The highest rates of mortality were already subsiding—and the cleansing of primarily non-Arab populations from large sections of Darfur was already completed—when the international community realized the scope of crisis in Darfur in the spring of 2004. Though elevated mortality rates were predicted to climb further because of a rise in malnutrition and infectious disease outbreaks—such as measles and cholera—these were largely averted owing to the international humanitarian response and a moderate 2004 rainy season. The fact that many prognosticators overemphasize the degree to which violent deaths contribute to large-scale mortality in a region as big and diffuse as Darfur continues to result in grossly overestimated projections of overall deaths.
Not Out of the Woods Yet
Despite enormous logistical and security challenges, the efforts of humanitarian workers in Darfur and Chad—specifically preventing large-scale infectious disease outbreaks and massive food shortages—have saved tens, if not hundreds, of thousands of lives, but the situation remains desperate. The number of displaced and affected persons is still growing, and insecurity continues. The light rainy season of 2004 helped save countless lives in the camps, but its negative impact on the harvest will be felt throughout Darfur in the coming months. Food stocks from the 2004 harvest are estimated to be only 20-50% of those of previous years and will be exhausted in about two months, creating increased food insecurity and malnutrition and possible new displacements as rural populations travel in search of food. An interruption in the supply of food aid is also expected in the middle of this “hunger gap” before next fall’s harvest.
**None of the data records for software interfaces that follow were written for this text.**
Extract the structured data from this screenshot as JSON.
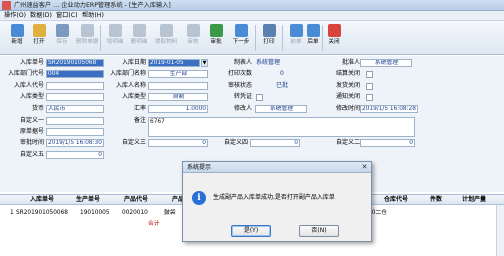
{
  "window": {
    "title": "广州速益客户 … 企业动力ERP管理系统 - [生产入库输入]"
  },
  "menu": [
    {
      "label": "操作(O)"
    },
    {
      "label": "数据(D)"
    },
    {
      "label": "窗口(C)"
    },
    {
      "label": "帮助(H)"
    }
  ],
  "toolbar": [
    {
      "label": "新增",
      "color": "#4a8bd6",
      "disabled": false
    },
    {
      "label": "打开",
      "color": "#e0b040",
      "disabled": false
    },
    {
      "label": "保存",
      "color": "#7a9ac0",
      "disabled": true
    },
    {
      "label": "删除单据",
      "color": "#b8c4d2",
      "disabled": true
    },
    {
      "label": "增明细",
      "color": "#b8c4d2",
      "disabled": true
    },
    {
      "label": "删明细",
      "color": "#b8c4d2",
      "disabled": true
    },
    {
      "label": "提取物料",
      "color": "#b8c4d2",
      "disabled": true
    },
    {
      "label": "审核",
      "color": "#b8c4d2",
      "disabled": true
    },
    {
      "label": "审批",
      "color": "#3a9a4a",
      "disabled": false
    },
    {
      "label": "下一步",
      "color": "#4a8bd6",
      "disabled": false
    },
    {
      "label": "打印",
      "color": "#5a7fb0",
      "disabled": false
    },
    {
      "label": "前单",
      "color": "#4a8bd6",
      "disabled": true
    },
    {
      "label": "后单",
      "color": "#4a8bd6",
      "disabled": false
    },
    {
      "label": "关闭",
      "color": "#d9443c",
      "disabled": false
    }
  ],
  "form": {
    "labels": {
      "doc_no": "入库单号",
      "date": "入库日期",
      "maker": "制表人",
      "approver": "批准人",
      "dept_code": "入库部门代号",
      "dept_name": "入库部门名称",
      "print_count": "打印次数",
      "settle_closed": "结算关闭",
      "person_code": "入库人代号",
      "person_name": "入库人名称",
      "audit_status": "审核状态",
      "invoice_closed": "发货关闭",
      "doc_type": "入库类型",
      "class": "入库类型",
      "transfer": "转凭证",
      "notify_closed": "通知关闭",
      "currency": "货币",
      "rate": "汇率",
      "modifier": "修改人",
      "modify_time": "修改时间",
      "custom1": "自定义一",
      "remark": "备注",
      "original_no": "原单据号",
      "audit_time": "审批时间",
      "custom3": "自定义三",
      "custom4": "自定义四",
      "custom2": "自定义二",
      "custom5": "自定义五"
    },
    "values": {
      "doc_no": "SR20190105068",
      "date": "2019-01-05",
      "maker": "系统管理",
      "approver": "系统管理",
      "dept_code": "004",
      "dept_name": "生产部",
      "print_count": "0",
      "audit_status": "已批",
      "class": "自制",
      "currency": "人民币",
      "rate": "1.0000",
      "modifier": "系统管理",
      "modify_time": "2019/1/5 16:08:28",
      "remark": "6767",
      "audit_time": "2019/1/5 16:08:30",
      "custom3": "0",
      "custom4": "0",
      "custom2": "0",
      "custom5": "0"
    },
    "dropdown_glyph": "▼"
  },
  "grid": {
    "headers": [
      "入库单号",
      "生产单号",
      "产品代号",
      "产品",
      "仓库代号",
      "件数",
      "计划产量"
    ],
    "rows": [
      {
        "no": "1",
        "doc_no": "SR201901050068",
        "prod_no": "19010005",
        "code": "0020010",
        "product": "鼓袋",
        "wh": "00二仓",
        "qty": ""
      }
    ],
    "total_label": "合计"
  },
  "dialog": {
    "title": "系统提示",
    "message": "生成副产品入库单成功,是否打开副产品入库单",
    "icon": "i",
    "yes": "是(Y)",
    "no": "否(N)",
    "close": "✕"
  }
}
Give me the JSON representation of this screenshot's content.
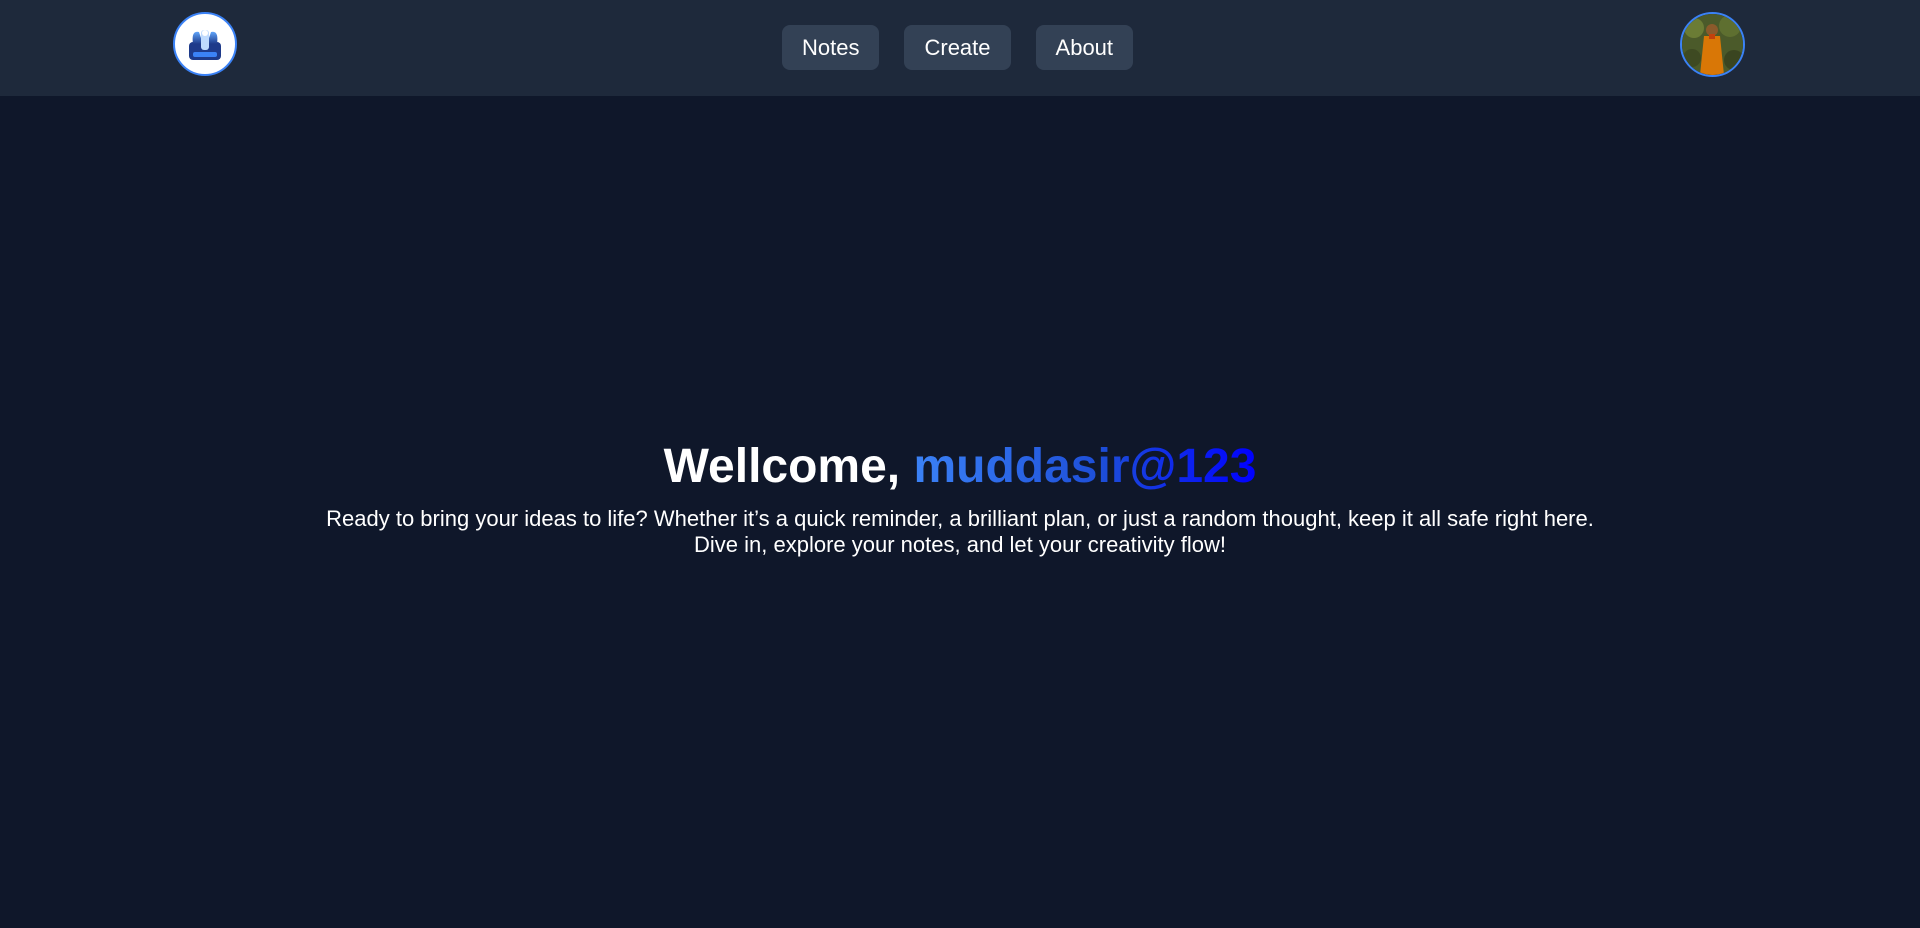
{
  "app": {
    "logo_icon": "notebook-logo-icon",
    "avatar_icon": "user-profile-avatar"
  },
  "nav": {
    "items": [
      {
        "label": "Notes"
      },
      {
        "label": "Create"
      },
      {
        "label": "About"
      }
    ]
  },
  "hero": {
    "greeting": "Wellcome,",
    "username": "muddasir@123",
    "line1": "Ready to bring your ideas to life? Whether it’s a quick reminder, a brilliant plan, or just a random thought, keep it all safe right here.",
    "line2": "Dive in, explore your notes, and let your creativity flow!"
  },
  "colors": {
    "background": "#0f172a",
    "navbar": "#1e293b",
    "nav_button": "#334155",
    "accent": "#3b82f6",
    "username_gradient_end": "#0000ff"
  }
}
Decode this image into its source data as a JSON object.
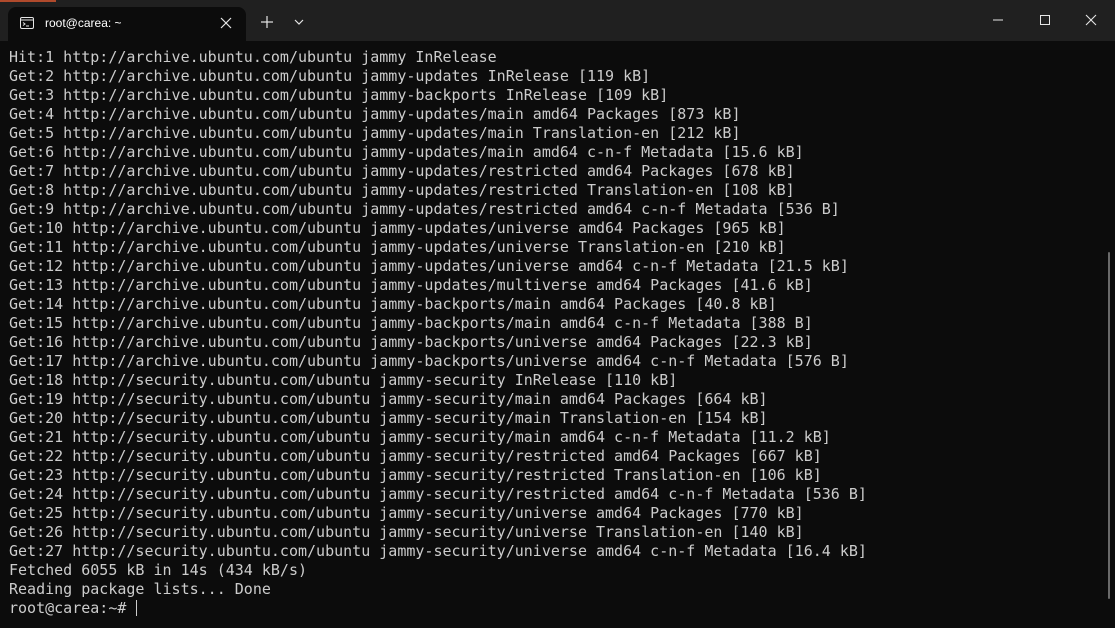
{
  "tab": {
    "title": "root@carea: ~",
    "icon": "terminal-icon"
  },
  "titlebar": {
    "new_tab_icon": "plus-icon",
    "dropdown_icon": "chevron-down-icon",
    "minimize_icon": "minimize-icon",
    "maximize_icon": "maximize-icon",
    "close_icon": "close-icon"
  },
  "colors": {
    "background": "#0c0c0c",
    "titlebar": "#202020",
    "text": "#cccccc"
  },
  "terminal": {
    "lines": [
      "Hit:1 http://archive.ubuntu.com/ubuntu jammy InRelease",
      "Get:2 http://archive.ubuntu.com/ubuntu jammy-updates InRelease [119 kB]",
      "Get:3 http://archive.ubuntu.com/ubuntu jammy-backports InRelease [109 kB]",
      "Get:4 http://archive.ubuntu.com/ubuntu jammy-updates/main amd64 Packages [873 kB]",
      "Get:5 http://archive.ubuntu.com/ubuntu jammy-updates/main Translation-en [212 kB]",
      "Get:6 http://archive.ubuntu.com/ubuntu jammy-updates/main amd64 c-n-f Metadata [15.6 kB]",
      "Get:7 http://archive.ubuntu.com/ubuntu jammy-updates/restricted amd64 Packages [678 kB]",
      "Get:8 http://archive.ubuntu.com/ubuntu jammy-updates/restricted Translation-en [108 kB]",
      "Get:9 http://archive.ubuntu.com/ubuntu jammy-updates/restricted amd64 c-n-f Metadata [536 B]",
      "Get:10 http://archive.ubuntu.com/ubuntu jammy-updates/universe amd64 Packages [965 kB]",
      "Get:11 http://archive.ubuntu.com/ubuntu jammy-updates/universe Translation-en [210 kB]",
      "Get:12 http://archive.ubuntu.com/ubuntu jammy-updates/universe amd64 c-n-f Metadata [21.5 kB]",
      "Get:13 http://archive.ubuntu.com/ubuntu jammy-updates/multiverse amd64 Packages [41.6 kB]",
      "Get:14 http://archive.ubuntu.com/ubuntu jammy-backports/main amd64 Packages [40.8 kB]",
      "Get:15 http://archive.ubuntu.com/ubuntu jammy-backports/main amd64 c-n-f Metadata [388 B]",
      "Get:16 http://archive.ubuntu.com/ubuntu jammy-backports/universe amd64 Packages [22.3 kB]",
      "Get:17 http://archive.ubuntu.com/ubuntu jammy-backports/universe amd64 c-n-f Metadata [576 B]",
      "Get:18 http://security.ubuntu.com/ubuntu jammy-security InRelease [110 kB]",
      "Get:19 http://security.ubuntu.com/ubuntu jammy-security/main amd64 Packages [664 kB]",
      "Get:20 http://security.ubuntu.com/ubuntu jammy-security/main Translation-en [154 kB]",
      "Get:21 http://security.ubuntu.com/ubuntu jammy-security/main amd64 c-n-f Metadata [11.2 kB]",
      "Get:22 http://security.ubuntu.com/ubuntu jammy-security/restricted amd64 Packages [667 kB]",
      "Get:23 http://security.ubuntu.com/ubuntu jammy-security/restricted Translation-en [106 kB]",
      "Get:24 http://security.ubuntu.com/ubuntu jammy-security/restricted amd64 c-n-f Metadata [536 B]",
      "Get:25 http://security.ubuntu.com/ubuntu jammy-security/universe amd64 Packages [770 kB]",
      "Get:26 http://security.ubuntu.com/ubuntu jammy-security/universe Translation-en [140 kB]",
      "Get:27 http://security.ubuntu.com/ubuntu jammy-security/universe amd64 c-n-f Metadata [16.4 kB]",
      "Fetched 6055 kB in 14s (434 kB/s)",
      "Reading package lists... Done"
    ],
    "prompt": "root@carea:~# "
  }
}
Substantial new arrivals caused by food shortages may overwhelm already overstretched humanitarian services in camps and urban centers, increasing the risk of infectious-disease outbreaks and causing mortality rates again to spike. Mortality levels are likely to increase among resident populations as well when food shortages spread in rural areas. The interruption of traditional livestock and grain trading mechanisms has debilitated the local economy, further aggravating vulnerability and the risk of “aid pull” displacement. Though fighting calmed in recent weeks, general lawlessness—and resulting attacks on aid workers—are rising. Further deterioration of the security situation or increased direct targeting of humanitarian workers, resulting in a significant interruption of aid access, would be disastrous in the precarious months ahead.